(Image credit: Novation)

As we noted in our review, the Novation SL MKIII's ability to sequence and control analogue hardware, MIDI-equipped instruments, plugins and your DAW all from one interface and clock source is excellent.

Here, we're going take you through the steps required by Logic Pro users if they want to control their hardware using the SL MKIII.

(Image credit: Future)

Step 1: In Logic, for example, there’s an External Instrument plugin found in Instruments » Logic » Utility » External Instrument. With a Korg Prophecy synth hooked up to inputs 1 and 2 of our audio interface, we select these as the inputs in the plugin window. 

(Image credit: Future)

Step 2: Set Novation SL MkIII To DIN 1 as the MIDI Destination, then connect the SL MkIII’s MIDI Out port to your hardware synth’s MIDI In port using a standard 5-pin DIN MIDI cable. Set your synth to receive MIDI on just one channel. If you’re only using one synth, Channel 1 will be fine.

(Image credit: Future)

Step 3: Press Shift » Sessions on the SL to get to the Templates page, and check that the DIN setting has been enabled and set to 1. With this switched on, the MIDI note data transmitted when you play the SL’s keyboard will be sent out of the 5-pin DIN port that’s connected to the hardware synthesiser.

(Image credit: Future)
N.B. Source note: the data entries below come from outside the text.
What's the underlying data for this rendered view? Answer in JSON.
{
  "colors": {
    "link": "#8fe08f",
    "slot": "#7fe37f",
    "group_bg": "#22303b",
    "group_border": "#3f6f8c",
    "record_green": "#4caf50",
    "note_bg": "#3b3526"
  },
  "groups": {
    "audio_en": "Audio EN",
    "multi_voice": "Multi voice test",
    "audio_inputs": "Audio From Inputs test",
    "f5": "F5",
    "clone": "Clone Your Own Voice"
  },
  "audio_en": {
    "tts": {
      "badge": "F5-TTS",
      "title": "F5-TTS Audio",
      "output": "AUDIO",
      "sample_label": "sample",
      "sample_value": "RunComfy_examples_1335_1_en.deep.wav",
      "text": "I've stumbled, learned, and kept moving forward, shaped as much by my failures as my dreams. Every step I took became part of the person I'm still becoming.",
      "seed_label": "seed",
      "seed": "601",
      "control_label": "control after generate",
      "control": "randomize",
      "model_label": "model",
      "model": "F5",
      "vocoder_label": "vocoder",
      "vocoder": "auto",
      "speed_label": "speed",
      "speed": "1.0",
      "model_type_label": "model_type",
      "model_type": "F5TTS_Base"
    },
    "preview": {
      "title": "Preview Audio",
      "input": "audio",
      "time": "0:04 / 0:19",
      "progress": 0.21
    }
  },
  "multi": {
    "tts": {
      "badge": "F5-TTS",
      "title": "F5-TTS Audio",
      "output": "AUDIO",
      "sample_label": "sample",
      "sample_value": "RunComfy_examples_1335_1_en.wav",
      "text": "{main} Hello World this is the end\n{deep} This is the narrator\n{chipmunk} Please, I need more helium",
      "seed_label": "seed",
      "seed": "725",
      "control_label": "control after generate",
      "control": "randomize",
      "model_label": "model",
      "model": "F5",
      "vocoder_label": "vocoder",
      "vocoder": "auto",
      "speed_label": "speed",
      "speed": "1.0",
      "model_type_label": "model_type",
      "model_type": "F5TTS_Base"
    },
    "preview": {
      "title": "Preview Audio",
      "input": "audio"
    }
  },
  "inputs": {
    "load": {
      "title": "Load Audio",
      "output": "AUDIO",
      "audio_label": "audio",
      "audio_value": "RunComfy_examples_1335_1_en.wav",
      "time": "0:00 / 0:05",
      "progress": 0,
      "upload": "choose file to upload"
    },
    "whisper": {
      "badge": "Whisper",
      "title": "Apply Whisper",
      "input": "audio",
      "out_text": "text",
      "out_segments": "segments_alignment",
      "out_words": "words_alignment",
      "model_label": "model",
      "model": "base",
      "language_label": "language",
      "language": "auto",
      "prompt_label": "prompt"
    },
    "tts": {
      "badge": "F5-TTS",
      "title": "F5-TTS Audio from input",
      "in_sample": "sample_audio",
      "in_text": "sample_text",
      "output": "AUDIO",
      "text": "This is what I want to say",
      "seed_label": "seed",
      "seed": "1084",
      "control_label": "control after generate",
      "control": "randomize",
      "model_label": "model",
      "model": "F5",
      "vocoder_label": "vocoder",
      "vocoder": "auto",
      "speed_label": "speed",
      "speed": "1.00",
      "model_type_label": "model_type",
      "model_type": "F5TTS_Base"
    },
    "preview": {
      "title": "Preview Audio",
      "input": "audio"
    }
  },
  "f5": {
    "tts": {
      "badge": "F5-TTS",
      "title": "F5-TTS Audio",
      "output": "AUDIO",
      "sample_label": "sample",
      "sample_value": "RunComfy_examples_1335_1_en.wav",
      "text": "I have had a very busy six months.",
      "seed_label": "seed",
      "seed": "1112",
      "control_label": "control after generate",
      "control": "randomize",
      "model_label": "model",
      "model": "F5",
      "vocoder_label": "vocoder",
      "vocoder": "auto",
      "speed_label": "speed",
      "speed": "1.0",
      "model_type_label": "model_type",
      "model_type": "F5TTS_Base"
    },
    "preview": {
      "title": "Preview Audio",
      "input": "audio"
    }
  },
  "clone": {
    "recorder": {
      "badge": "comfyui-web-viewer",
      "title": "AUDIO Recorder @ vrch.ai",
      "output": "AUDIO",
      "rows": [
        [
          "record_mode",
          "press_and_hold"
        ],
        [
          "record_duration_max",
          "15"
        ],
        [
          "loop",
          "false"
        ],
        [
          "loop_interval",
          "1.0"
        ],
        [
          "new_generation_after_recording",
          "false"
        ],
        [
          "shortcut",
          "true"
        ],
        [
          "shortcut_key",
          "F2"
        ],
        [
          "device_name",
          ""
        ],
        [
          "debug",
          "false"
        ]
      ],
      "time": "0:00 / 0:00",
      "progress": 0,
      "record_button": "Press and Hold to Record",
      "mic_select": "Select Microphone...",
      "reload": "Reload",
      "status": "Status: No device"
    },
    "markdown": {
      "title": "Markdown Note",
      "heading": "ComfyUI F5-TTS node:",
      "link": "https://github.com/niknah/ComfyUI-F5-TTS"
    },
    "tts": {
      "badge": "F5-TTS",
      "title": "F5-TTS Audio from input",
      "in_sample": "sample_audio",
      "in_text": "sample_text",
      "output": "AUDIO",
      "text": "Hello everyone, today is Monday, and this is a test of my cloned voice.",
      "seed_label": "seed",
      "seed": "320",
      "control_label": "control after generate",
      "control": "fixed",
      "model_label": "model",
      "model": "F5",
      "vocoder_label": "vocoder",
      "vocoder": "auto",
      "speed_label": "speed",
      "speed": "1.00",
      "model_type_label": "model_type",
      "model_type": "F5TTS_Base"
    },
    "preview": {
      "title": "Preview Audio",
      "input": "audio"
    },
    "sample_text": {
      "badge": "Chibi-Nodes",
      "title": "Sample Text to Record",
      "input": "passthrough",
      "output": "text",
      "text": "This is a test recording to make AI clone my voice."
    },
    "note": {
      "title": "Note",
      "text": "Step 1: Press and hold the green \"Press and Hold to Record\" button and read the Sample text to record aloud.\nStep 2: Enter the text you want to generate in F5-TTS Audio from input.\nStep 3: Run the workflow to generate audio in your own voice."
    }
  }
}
Step 4: Now, when you play the SL MkIII’s keyboard, you’ll be triggering the synth. Record a MIDI part into your DAW. If you want to use the SL’s transport controls to do this, hit the InControl button, followed by the Record button. This will activate your DAW’s Record mode.

(Image credit: Future)

Step 5: Hit Stop when done recording. You can now use your DAW’s MIDI editing tools to quantise and edit your part if desired, just as you would with any softsynth. But there’s a snag: when we create a new software instrument track to record in, say, an accompanying kick drum part, we’re still triggering the Prophecy along with the kick. 

(Image credit: Future)

Step 6: We get around this by opening the Templates page on the SL once more, then turning off the DIN setting. This prevents MIDI data being transmitted from the MIDI Out port. It’s still going down the USB cable to the DAW, though, so we can trigger the kick drum. Now, when we play the SL, all we’re triggering is the kick.